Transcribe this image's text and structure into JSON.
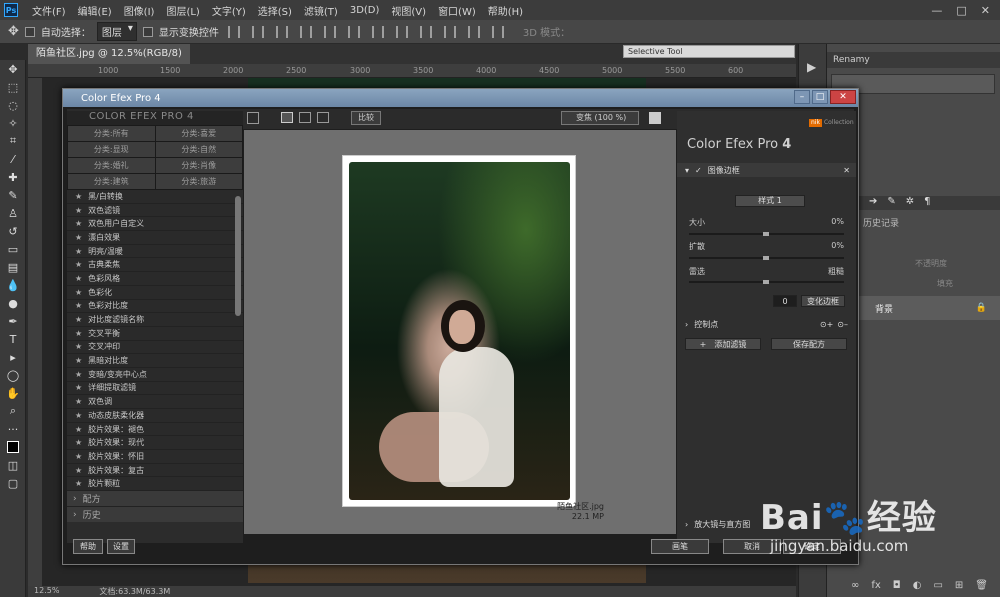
{
  "app": {
    "logo": "Ps",
    "menu": [
      "文件(F)",
      "编辑(E)",
      "图像(I)",
      "图层(L)",
      "文字(Y)",
      "选择(S)",
      "滤镜(T)",
      "3D(D)",
      "视图(V)",
      "窗口(W)",
      "帮助(H)"
    ],
    "window_controls": [
      "—",
      "□",
      "✕"
    ]
  },
  "options": {
    "auto_select_label": "自动选择：",
    "auto_select_value": "图层",
    "show_transform_label": "显示变换控件",
    "mode3d_label": "3D 模式："
  },
  "document": {
    "tab_label": "陌鱼社区.jpg @ 12.5%(RGB/8)",
    "zoom": "12.5%",
    "doc_info": "文档:63.3M/63.3M",
    "ruler_ticks": [
      "1000",
      "1500",
      "2000",
      "2500",
      "3000",
      "3500",
      "4000",
      "4500",
      "5000",
      "5500",
      "600"
    ]
  },
  "selective_tool": {
    "title": "Selective Tool"
  },
  "right_panel": {
    "renamy_label": "Renamy",
    "history_label": "历史记录",
    "opacity_label": "不透明度",
    "fill_label": "填充",
    "layer_name": "背景"
  },
  "dialog": {
    "title": "Color Efex Pro 4",
    "compare_label": "比较",
    "zoom_label": "变焦 (100 %)",
    "left": {
      "header": "COLOR EFEX PRO 4",
      "categories": [
        "分类:所有",
        "分类:喜爱",
        "分类:显现",
        "分类:自然",
        "分类:婚礼",
        "分类:肖像",
        "分类:建筑",
        "分类:旅游"
      ],
      "filters": [
        "黑/白转换",
        "双色滤镜",
        "双色用户自定义",
        "漂白效果",
        "明亮/温暖",
        "古典柔焦",
        "色彩风格",
        "色彩化",
        "色彩对比度",
        "对比度滤镜名称",
        "交叉平衡",
        "交叉冲印",
        "黑暗对比度",
        "变暗/变亮中心点",
        "详细提取滤镜",
        "双色调",
        "动态皮肤柔化器",
        "胶片效果：褪色",
        "胶片效果：现代",
        "胶片效果：怀旧",
        "胶片效果：复古",
        "胶片颗粒"
      ],
      "presets_label": "配方",
      "history_label": "历史"
    },
    "preview": {
      "file_name": "陌鱼社区.jpg",
      "file_size": "22.1 MP"
    },
    "right": {
      "brand": "nik",
      "brand_sub": "Collection",
      "title": "Color Efex Pro",
      "title_num": "4",
      "section_title": "图像边框",
      "preset": "样式 1",
      "sliders": [
        {
          "label": "大小",
          "value": "0%"
        },
        {
          "label": "扩散",
          "value": "0%"
        },
        {
          "label": "雷选",
          "value": "粗糙"
        }
      ],
      "vary_value": "0",
      "vary_button": "变化边框",
      "control_points": "控制点",
      "add_filter": "添加滤镜",
      "save_recipe": "保存配方",
      "loupe_label": "放大镜与直方图"
    },
    "footer": {
      "help": "帮助",
      "settings": "设置",
      "brush": "画笔",
      "cancel": "取消",
      "ok": "确定"
    }
  },
  "watermark": {
    "logo_text": "Bai",
    "logo_suffix": "经验",
    "url": "jingyan.baidu.com"
  }
}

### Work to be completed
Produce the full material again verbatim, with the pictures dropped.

### Output for this exercise
Transcribe this image's text and structure into JSON.
{
  "app": {
    "logo": "Ps",
    "menu": [
      "文件(F)",
      "编辑(E)",
      "图像(I)",
      "图层(L)",
      "文字(Y)",
      "选择(S)",
      "滤镜(T)",
      "3D(D)",
      "视图(V)",
      "窗口(W)",
      "帮助(H)"
    ],
    "window_controls": [
      "—",
      "□",
      "✕"
    ]
  },
  "options": {
    "auto_select_label": "自动选择：",
    "auto_select_value": "图层",
    "show_transform_label": "显示变换控件",
    "mode3d_label": "3D 模式："
  },
  "document": {
    "tab_label": "陌鱼社区.jpg @ 12.5%(RGB/8)",
    "zoom": "12.5%",
    "doc_info": "文档:63.3M/63.3M",
    "ruler_ticks": [
      "1000",
      "1500",
      "2000",
      "2500",
      "3000",
      "3500",
      "4000",
      "4500",
      "5000",
      "5500",
      "600"
    ]
  },
  "selective_tool": {
    "title": "Selective Tool"
  },
  "right_panel": {
    "renamy_label": "Renamy",
    "history_label": "历史记录",
    "opacity_label": "不透明度",
    "fill_label": "填充",
    "layer_name": "背景"
  },
  "dialog": {
    "title": "Color Efex Pro 4",
    "compare_label": "比较",
    "zoom_label": "变焦 (100 %)",
    "left": {
      "header": "COLOR EFEX PRO 4",
      "categories": [
        "分类:所有",
        "分类:喜爱",
        "分类:显现",
        "分类:自然",
        "分类:婚礼",
        "分类:肖像",
        "分类:建筑",
        "分类:旅游"
      ],
      "filters": [
        "黑/白转换",
        "双色滤镜",
        "双色用户自定义",
        "漂白效果",
        "明亮/温暖",
        "古典柔焦",
        "色彩风格",
        "色彩化",
        "色彩对比度",
        "对比度滤镜名称",
        "交叉平衡",
        "交叉冲印",
        "黑暗对比度",
        "变暗/变亮中心点",
        "详细提取滤镜",
        "双色调",
        "动态皮肤柔化器",
        "胶片效果：褪色",
        "胶片效果：现代",
        "胶片效果：怀旧",
        "胶片效果：复古",
        "胶片颗粒"
      ],
      "presets_label": "配方",
      "history_label": "历史"
    },
    "preview": {
      "file_name": "陌鱼社区.jpg",
      "file_size": "22.1 MP"
    },
    "right": {
      "brand": "nik",
      "brand_sub": "Collection",
      "title": "Color Efex Pro",
      "title_num": "4",
      "section_title": "图像边框",
      "preset": "样式 1",
      "sliders": [
        {
          "label": "大小",
          "value": "0%"
        },
        {
          "label": "扩散",
          "value": "0%"
        },
        {
          "label": "雷选",
          "value": "粗糙"
        }
      ],
      "vary_value": "0",
      "vary_button": "变化边框",
      "control_points": "控制点",
      "add_filter": "添加滤镜",
      "save_recipe": "保存配方",
      "loupe_label": "放大镜与直方图"
    },
    "footer": {
      "help": "帮助",
      "settings": "设置",
      "brush": "画笔",
      "cancel": "取消",
      "ok": "确定"
    }
  },
  "watermark": {
    "logo_text": "Bai",
    "logo_suffix": "经验",
    "url": "jingyan.baidu.com"
  }
}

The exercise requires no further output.